About this task: Those lines of the records that contain "TEMPURA" are to be located and copied.

Data about app and page elements
=== Begin Enclosure ===

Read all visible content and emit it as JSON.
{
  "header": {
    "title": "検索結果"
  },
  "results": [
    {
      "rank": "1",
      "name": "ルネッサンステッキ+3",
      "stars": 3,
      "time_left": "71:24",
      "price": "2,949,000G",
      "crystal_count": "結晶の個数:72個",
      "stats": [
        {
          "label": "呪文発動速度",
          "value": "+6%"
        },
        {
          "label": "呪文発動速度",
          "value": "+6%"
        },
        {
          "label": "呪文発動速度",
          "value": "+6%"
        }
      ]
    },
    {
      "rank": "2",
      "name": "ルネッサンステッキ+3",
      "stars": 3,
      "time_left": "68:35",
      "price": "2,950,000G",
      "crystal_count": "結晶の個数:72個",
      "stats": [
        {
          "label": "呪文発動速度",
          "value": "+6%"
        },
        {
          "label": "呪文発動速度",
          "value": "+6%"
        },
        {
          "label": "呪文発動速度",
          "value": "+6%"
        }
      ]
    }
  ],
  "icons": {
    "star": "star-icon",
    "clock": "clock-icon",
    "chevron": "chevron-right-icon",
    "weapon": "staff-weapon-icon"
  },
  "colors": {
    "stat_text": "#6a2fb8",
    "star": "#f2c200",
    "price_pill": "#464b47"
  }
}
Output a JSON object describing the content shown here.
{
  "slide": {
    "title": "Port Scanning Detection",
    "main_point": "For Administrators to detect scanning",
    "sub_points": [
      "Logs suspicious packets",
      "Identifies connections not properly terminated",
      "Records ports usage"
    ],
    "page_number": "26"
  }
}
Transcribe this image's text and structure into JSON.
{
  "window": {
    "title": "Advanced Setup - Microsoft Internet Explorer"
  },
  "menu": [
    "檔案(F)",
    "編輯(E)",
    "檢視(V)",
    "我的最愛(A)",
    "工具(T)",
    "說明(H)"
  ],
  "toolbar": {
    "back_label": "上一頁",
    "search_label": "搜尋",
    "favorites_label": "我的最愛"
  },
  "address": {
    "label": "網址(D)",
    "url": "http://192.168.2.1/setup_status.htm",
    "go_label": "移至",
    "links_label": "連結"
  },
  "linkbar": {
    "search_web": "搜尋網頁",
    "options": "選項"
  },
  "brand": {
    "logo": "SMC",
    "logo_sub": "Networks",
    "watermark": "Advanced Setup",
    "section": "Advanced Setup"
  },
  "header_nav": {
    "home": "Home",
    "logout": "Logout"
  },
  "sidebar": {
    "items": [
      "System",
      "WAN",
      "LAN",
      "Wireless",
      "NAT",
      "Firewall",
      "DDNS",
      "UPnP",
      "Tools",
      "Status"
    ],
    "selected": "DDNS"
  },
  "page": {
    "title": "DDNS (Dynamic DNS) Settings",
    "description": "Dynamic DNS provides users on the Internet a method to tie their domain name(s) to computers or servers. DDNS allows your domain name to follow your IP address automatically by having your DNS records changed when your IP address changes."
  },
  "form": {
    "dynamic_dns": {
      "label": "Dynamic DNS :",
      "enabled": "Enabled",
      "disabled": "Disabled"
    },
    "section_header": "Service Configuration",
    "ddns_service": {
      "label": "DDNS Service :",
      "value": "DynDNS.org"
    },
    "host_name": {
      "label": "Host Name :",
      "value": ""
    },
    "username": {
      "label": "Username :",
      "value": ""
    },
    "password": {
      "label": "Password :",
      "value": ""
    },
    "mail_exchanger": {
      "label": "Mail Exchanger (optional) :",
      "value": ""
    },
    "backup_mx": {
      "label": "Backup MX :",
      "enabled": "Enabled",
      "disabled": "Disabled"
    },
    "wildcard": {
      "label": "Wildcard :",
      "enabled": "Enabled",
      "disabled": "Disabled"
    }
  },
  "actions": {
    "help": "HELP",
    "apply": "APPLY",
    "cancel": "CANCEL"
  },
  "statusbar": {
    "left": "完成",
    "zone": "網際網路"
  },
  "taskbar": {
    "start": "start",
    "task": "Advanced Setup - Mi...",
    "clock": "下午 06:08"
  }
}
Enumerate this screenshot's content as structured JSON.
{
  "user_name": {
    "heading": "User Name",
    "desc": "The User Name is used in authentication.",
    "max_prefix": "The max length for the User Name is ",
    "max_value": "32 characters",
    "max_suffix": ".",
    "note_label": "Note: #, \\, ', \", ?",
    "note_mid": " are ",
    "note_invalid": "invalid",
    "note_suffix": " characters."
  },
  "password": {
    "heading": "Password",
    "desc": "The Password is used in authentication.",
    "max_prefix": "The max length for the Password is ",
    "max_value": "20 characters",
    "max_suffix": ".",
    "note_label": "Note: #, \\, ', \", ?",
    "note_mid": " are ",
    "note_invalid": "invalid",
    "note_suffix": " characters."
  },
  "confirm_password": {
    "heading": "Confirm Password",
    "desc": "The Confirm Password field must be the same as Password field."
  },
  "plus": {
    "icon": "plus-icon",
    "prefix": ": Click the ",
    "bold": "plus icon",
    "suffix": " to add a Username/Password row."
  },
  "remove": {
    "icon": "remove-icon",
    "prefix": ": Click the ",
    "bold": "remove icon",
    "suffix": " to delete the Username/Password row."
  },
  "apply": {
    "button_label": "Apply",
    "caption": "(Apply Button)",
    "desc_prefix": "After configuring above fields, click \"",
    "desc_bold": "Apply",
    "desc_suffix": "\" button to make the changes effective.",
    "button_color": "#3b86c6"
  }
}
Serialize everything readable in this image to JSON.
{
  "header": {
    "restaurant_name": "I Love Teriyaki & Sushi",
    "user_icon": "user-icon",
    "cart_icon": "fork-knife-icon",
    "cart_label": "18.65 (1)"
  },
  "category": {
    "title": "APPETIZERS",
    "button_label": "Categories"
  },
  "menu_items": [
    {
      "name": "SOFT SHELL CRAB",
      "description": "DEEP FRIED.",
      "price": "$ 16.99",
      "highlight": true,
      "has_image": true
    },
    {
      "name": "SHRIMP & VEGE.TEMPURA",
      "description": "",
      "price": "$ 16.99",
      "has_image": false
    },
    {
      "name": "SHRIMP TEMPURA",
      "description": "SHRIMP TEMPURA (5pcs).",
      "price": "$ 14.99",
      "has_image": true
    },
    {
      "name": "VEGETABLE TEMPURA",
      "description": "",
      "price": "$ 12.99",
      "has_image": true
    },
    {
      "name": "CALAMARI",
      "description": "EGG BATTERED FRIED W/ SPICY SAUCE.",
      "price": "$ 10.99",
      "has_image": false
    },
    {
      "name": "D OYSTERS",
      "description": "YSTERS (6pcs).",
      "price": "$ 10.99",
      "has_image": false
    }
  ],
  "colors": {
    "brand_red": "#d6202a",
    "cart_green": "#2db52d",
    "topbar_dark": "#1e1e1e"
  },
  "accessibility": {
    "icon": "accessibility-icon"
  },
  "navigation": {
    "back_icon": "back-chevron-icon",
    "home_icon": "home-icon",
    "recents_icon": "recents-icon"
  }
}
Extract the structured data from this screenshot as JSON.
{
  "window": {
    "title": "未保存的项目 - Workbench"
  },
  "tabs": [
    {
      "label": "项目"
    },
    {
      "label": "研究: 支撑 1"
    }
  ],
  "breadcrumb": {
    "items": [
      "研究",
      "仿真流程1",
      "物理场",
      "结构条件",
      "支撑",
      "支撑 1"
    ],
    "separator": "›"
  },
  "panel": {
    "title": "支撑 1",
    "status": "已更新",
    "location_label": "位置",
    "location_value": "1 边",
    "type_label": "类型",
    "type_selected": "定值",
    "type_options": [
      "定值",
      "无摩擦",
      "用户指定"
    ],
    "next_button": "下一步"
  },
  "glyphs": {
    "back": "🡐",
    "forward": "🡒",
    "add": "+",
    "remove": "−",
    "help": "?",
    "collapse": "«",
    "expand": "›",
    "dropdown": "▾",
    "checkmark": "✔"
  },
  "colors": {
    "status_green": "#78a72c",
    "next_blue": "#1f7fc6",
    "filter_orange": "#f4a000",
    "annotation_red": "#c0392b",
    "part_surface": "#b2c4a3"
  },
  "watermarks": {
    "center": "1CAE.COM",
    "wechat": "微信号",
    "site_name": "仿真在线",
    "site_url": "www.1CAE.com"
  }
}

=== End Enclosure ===

Answer for this exercise:
      "name": "SHRIMP & VEGE.TEMPURA",
      "name": "SHRIMP TEMPURA",
      "description": "SHRIMP TEMPURA (5pcs).",
      "name": "VEGETABLE TEMPURA",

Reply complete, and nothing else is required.